- Moving further towards higher education, BTEC level 4 courses begin to encompass some of the management roles within the sector. For example, a BTEC in Security Management is likely to provide a comprehensive insight into topics such as the role of the manager, current/key legislation, security technology, crime management and prevention, and instigating crime reduction initiatives. A course like this would typically cost around £2,000 and could be undertaken intensively over several days of full-time study.
- A foundation degree within a related security/close protection topic (e.g. Security Risk Management) may count towards a BA or master’s. That said, if you can prove that you gained relevant experience in the military, you may be able to move straight on to studying at master’s level. It’s always worth checking and making your Service experience explicit when you are seeking courses.
- Look around and compare what the different courses have to offer. Most importantly, seek advice from anyone you know who is already working in the sector and find out who are the most respected training providers. Try to attend security seminars and briefings where you can meet others already working in the sector and the companies who are likely to employ or subcontract to you when you have qualified.
Use your ELC

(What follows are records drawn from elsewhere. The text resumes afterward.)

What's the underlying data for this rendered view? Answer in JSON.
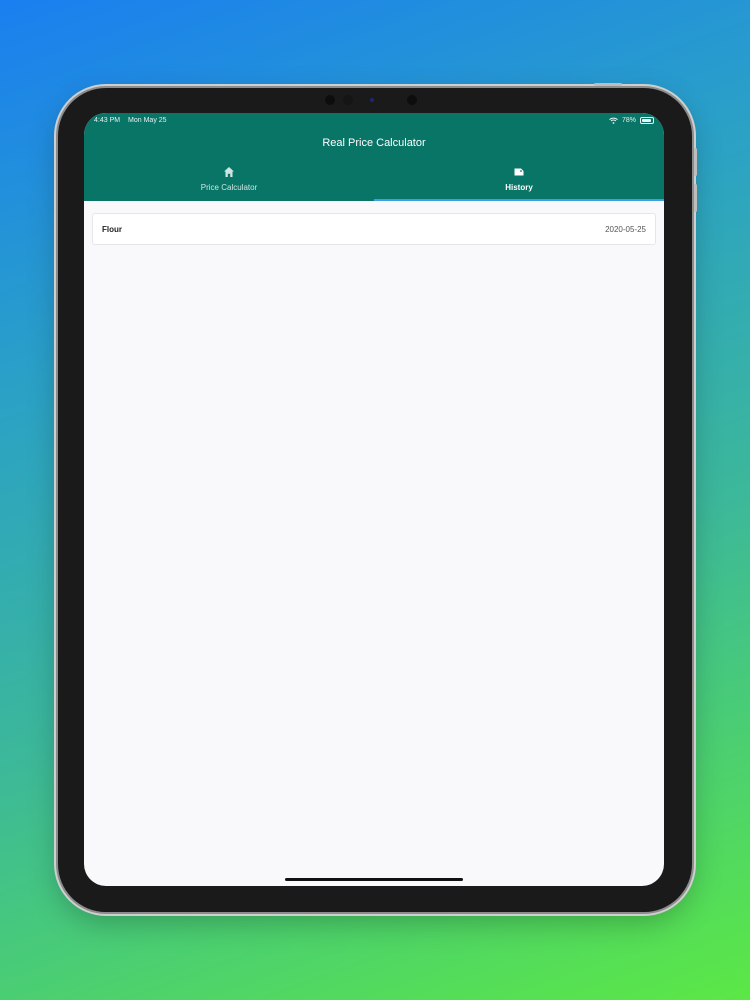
{
  "status_bar": {
    "time": "4:43 PM",
    "date": "Mon May 25",
    "battery": "78%"
  },
  "app": {
    "title": "Real Price Calculator"
  },
  "tabs": [
    {
      "label": "Price Calculator",
      "icon": "home-icon",
      "active": false
    },
    {
      "label": "History",
      "icon": "tag-icon",
      "active": true
    }
  ],
  "history": [
    {
      "name": "Flour",
      "date": "2020-05-25"
    }
  ],
  "colors": {
    "appbar": "#087567",
    "indicator": "#3aa0e8",
    "background": "#f9f8fb"
  }
}
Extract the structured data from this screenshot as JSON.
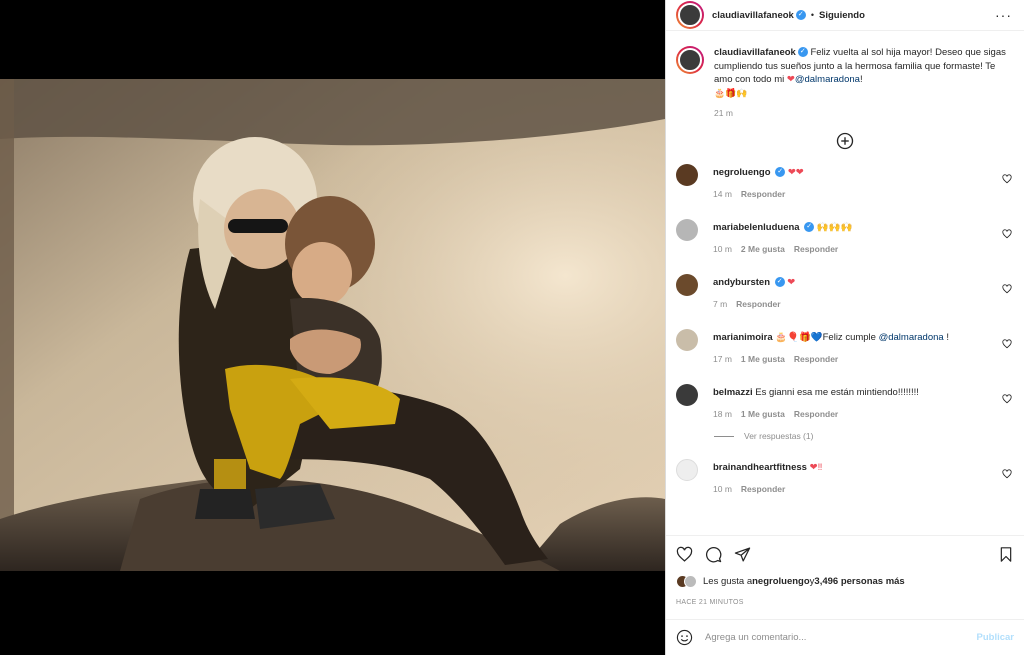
{
  "header": {
    "username": "claudiavillafaneok",
    "verified_icon": "verified-badge-icon",
    "separator": "•",
    "follow_status": "Siguiendo",
    "more": "···"
  },
  "caption": {
    "username": "claudiavillafaneok",
    "text": "Feliz vuelta al sol hija mayor! Deseo que sigas cumpliendo tus sueños junto a la hermosa familia que formaste! Te amo con todo mi ",
    "heart": "❤",
    "mention": "@dalmaradona",
    "after_mention": "!",
    "emoji_line": "🎂🎁🙌",
    "time": "21 m"
  },
  "load_more_icon": "plus-circle-icon",
  "comments": [
    {
      "username": "negroluengo",
      "verified": true,
      "text": "",
      "emoji": "❤❤",
      "time": "14 m",
      "likes": "",
      "reply": "Responder"
    },
    {
      "username": "mariabelenluduena",
      "verified": true,
      "text": "",
      "emoji": "🙌🙌🙌",
      "time": "10 m",
      "likes": "2 Me gusta",
      "reply": "Responder"
    },
    {
      "username": "andybursten",
      "verified": true,
      "text": "",
      "emoji": "❤",
      "time": "7 m",
      "likes": "",
      "reply": "Responder"
    },
    {
      "username": "marianimoira",
      "verified": false,
      "text": "🎂🎈🎁💙Feliz cumple ",
      "mention": "@dalmaradona",
      "after": " !",
      "time": "17 m",
      "likes": "1 Me gusta",
      "reply": "Responder"
    },
    {
      "username": "belmazzi",
      "verified": false,
      "text": "Es gianni esa me están mintiendo!!!!!!!!",
      "time": "18 m",
      "likes": "1 Me gusta",
      "reply": "Responder",
      "view_replies": "Ver respuestas (1)"
    },
    {
      "username": "brainandheartfitness",
      "verified": false,
      "text": "",
      "emoji": "❤‼",
      "time": "10 m",
      "likes": "",
      "reply": "Responder"
    }
  ],
  "actions": {
    "like_icon": "heart-icon",
    "comment_icon": "comment-icon",
    "share_icon": "paper-plane-icon",
    "save_icon": "bookmark-icon"
  },
  "likes": {
    "prefix": "Les gusta a ",
    "user": "negroluengo",
    "middle": " y ",
    "count": "3,496 personas más"
  },
  "posted_ago": "HACE 21 MINUTOS",
  "add_comment": {
    "placeholder": "Agrega un comentario...",
    "publish": "Publicar",
    "emoji_icon": "smiley-icon"
  },
  "colors": {
    "verified": "#3897f0",
    "link": "#00376b",
    "heart": "#ed4956",
    "publish": "#b2dffc"
  }
}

Under the ELC scheme, a wide range of training can be taken, provided it is offered by an approved provider listed on the ELC website at www.enhancedlearningcredits.co.uk and is at level 3 or above.
Most CP operators are self-employed and contracted to security and risk management companies. Commercial contracts can run from days to months, and are agreed between the client and the security company. The CP operator will sign his own contract with the company. Networking is vital, and an individual’s reputation for reliability and experience are critical to his or her chance of getting further work and progressing to the more lucrative, longer-term contracts. Local knowledge, both for tasks in the UK and overseas, is essential for many contracts, where orientation and familiarity is necessary.

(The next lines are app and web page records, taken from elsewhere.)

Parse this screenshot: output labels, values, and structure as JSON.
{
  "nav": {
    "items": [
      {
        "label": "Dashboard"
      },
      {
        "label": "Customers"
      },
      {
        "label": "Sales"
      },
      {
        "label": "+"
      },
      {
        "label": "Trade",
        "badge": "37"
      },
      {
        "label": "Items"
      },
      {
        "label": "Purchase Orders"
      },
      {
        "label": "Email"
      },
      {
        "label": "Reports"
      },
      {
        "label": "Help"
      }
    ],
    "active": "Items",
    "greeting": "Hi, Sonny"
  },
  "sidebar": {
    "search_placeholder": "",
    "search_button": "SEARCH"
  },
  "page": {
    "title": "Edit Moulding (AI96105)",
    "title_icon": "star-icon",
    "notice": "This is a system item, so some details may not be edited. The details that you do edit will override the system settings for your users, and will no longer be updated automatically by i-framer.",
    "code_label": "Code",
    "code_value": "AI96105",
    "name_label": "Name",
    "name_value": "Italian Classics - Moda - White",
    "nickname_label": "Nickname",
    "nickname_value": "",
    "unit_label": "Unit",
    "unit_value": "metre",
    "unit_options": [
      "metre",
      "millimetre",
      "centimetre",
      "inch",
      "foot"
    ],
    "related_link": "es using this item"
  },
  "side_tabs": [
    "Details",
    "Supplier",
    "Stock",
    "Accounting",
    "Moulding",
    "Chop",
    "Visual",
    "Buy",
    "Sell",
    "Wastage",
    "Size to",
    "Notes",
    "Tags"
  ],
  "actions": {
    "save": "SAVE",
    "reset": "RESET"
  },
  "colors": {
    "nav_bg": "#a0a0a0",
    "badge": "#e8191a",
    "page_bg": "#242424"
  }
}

Very few training providers can guarantee work in the CP sector because the industry simply isn’t geared to permanent payroll employment, and even subcontract work can be ‘feast or famine’. It is also difficult to assess the ability of an individual until they have been seen and tested on a course. So beware of companies that promise too much and be wary of those that offer too little. There is currently a shortage of female CP operatives, who are in particular demand for guarding female principals, family members and children, especially in some cultures and environments.
In conclusion …
A CP qualification, and subsequent good practice and valuable experience in its application, can open many doors. Many CPOs will openly state that having this background has developed them personally, and the qualities and varied opportunities that come with it have made them more employable. It has led to employment with government departments, commercial companies and individuals in a variety of roles, such as risk management, threat awareness, crisis management, design consultancy, project management, management and oversight of individuals and teams providing security, to name but a few.
Furthermore, on a personal level it provides self-confidence, diplomacy and interpersonal skills, improves organisational and planning abilities, and instils an ability to see the bigger picture and understand strategic viewpoints. In addition, experienced CPOs will openly state that they are able to relate to and liaise with people on different levels, from those lower down in the security industry to the movers, shakers and decision-makers high up, not afraid to offer well-thought-out and structured answers or acting as that ‘voice of reason’ and sense at all levels. Finally, CPOs are some of the few who are able to fill the gap between the operational aspects of the industry and the theoretical professionals.